18. Osman OF, Mansour IS, EI-Hakim S. Honey compound for wound care: A preliminary report. Annals of Burns and Fire Disasters 2003; 16(3): 1-7.
19. Kwakman PHS, Van den Akker JPC, Guclu A, Aslami H, Binnekade JM, Boer L, Boszhard L, Paulus F, Middelhoek P, Velde AA, Vandenbroucke-Grauls CM, Schultz MJ, Zaat SAJ. Medical-grade honey kills antibiotic-resistant bacteria in Vitro and eradicates skin colonization. Clinical Infectious Diseases 2008; 46: 1677–82.
20. Five Years Strategic Plan (2010/11 to 2014/15). Gondar University teaching Hospital, 2011.
21. Jorgensen JH, Ferraro MJ. Antimicrobial susceptibility testing: General principles and contemporary practices. Clinical Infectious Diseases 1998; 26: 973–80.

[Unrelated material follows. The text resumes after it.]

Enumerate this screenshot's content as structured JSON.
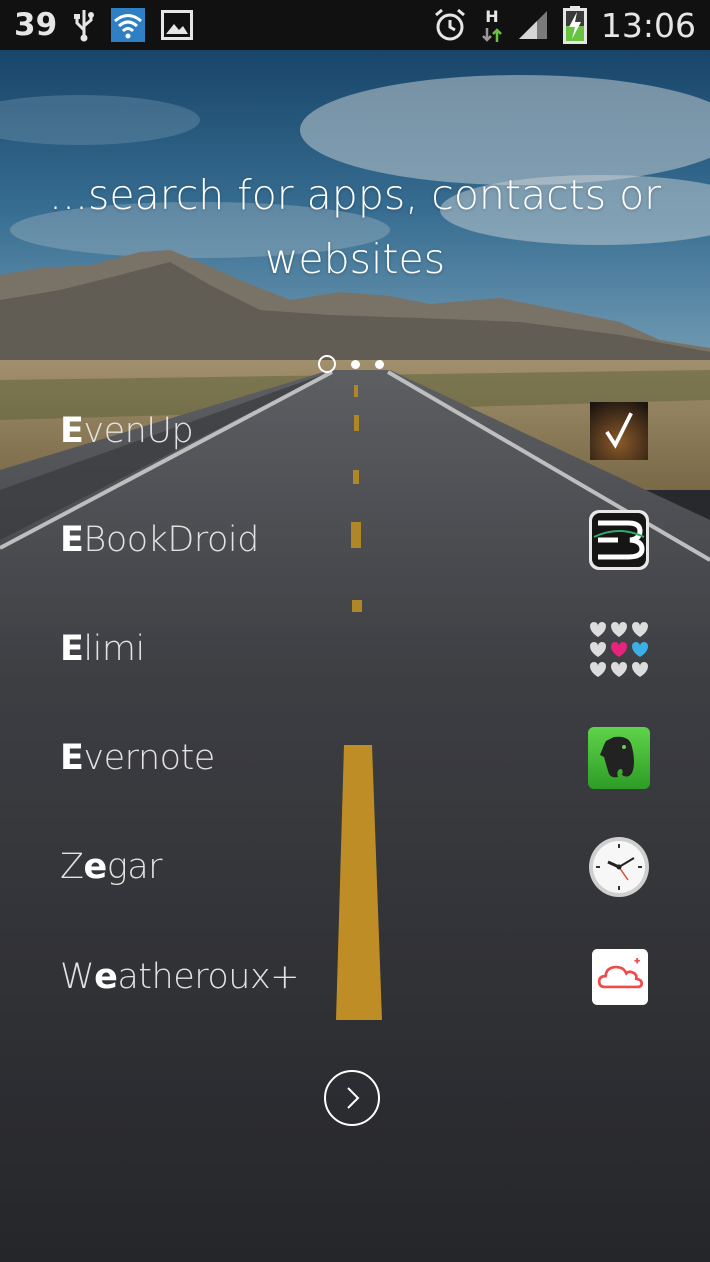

22. Mulu A, Diro E, Tekleselassie H, Belyhun Y, Anagaw B, Alemayehu M, Gelaw A, Biadglegne F, Desalegn K, Yifiru S, Tiruneh M, Kassu K, Nishikawa T, Isogai E. Effect of Ethiopian multiflora honey on fluconazole-resistant candida species isolated from the oral cavity of AIDS patients. International journal of STD and AIDS 2010; 21:1-5.
23. Mulu A, Tessema B, Derbie F. In vitro assessment of the antimicrobial potential of honey on common human pathogens. Ethiopian Journal of Health Development 2004; 18(2):107-111.
24. Sherlock O, Dolan A, Athman R, Power A, Gethin G, Cowman S, Humphreys H. Comparison of the antimicrobial activity of ulmo honey from Chile and manuka honey against methicillin-resistant Staphylococcus aureus, Escherichia coli and Pseudomonas aeruginosa. BMC Complementary and Alternative Medicine 2010; 10: 47.
25. Mogessie A. The in vitro antibacterial activity of ‘Tazma mar’ honey produced by sting less bee. Ethiopian Journal of Health Development 1994; 8(2): 109–117.
26. Omoya, FO, Akharaiyi FC. A Pasture honey trial for antibacterial potency on some selected pathogenic bacteria. Journal of Natural Products 2009; 3(2010):05-11
27. Cooper RA, Molan PC, Harding KG. Antibacterial activity of honey against strains of Staphylococcus aureus from infected wounds. Journal of Royal Society Medicine 1999; 92: 283-285.
28. Molan PC. Potential of honey in the treatment of wound and burns. American Journal of Clinical Dermatology 2001; 2(1): 13-9).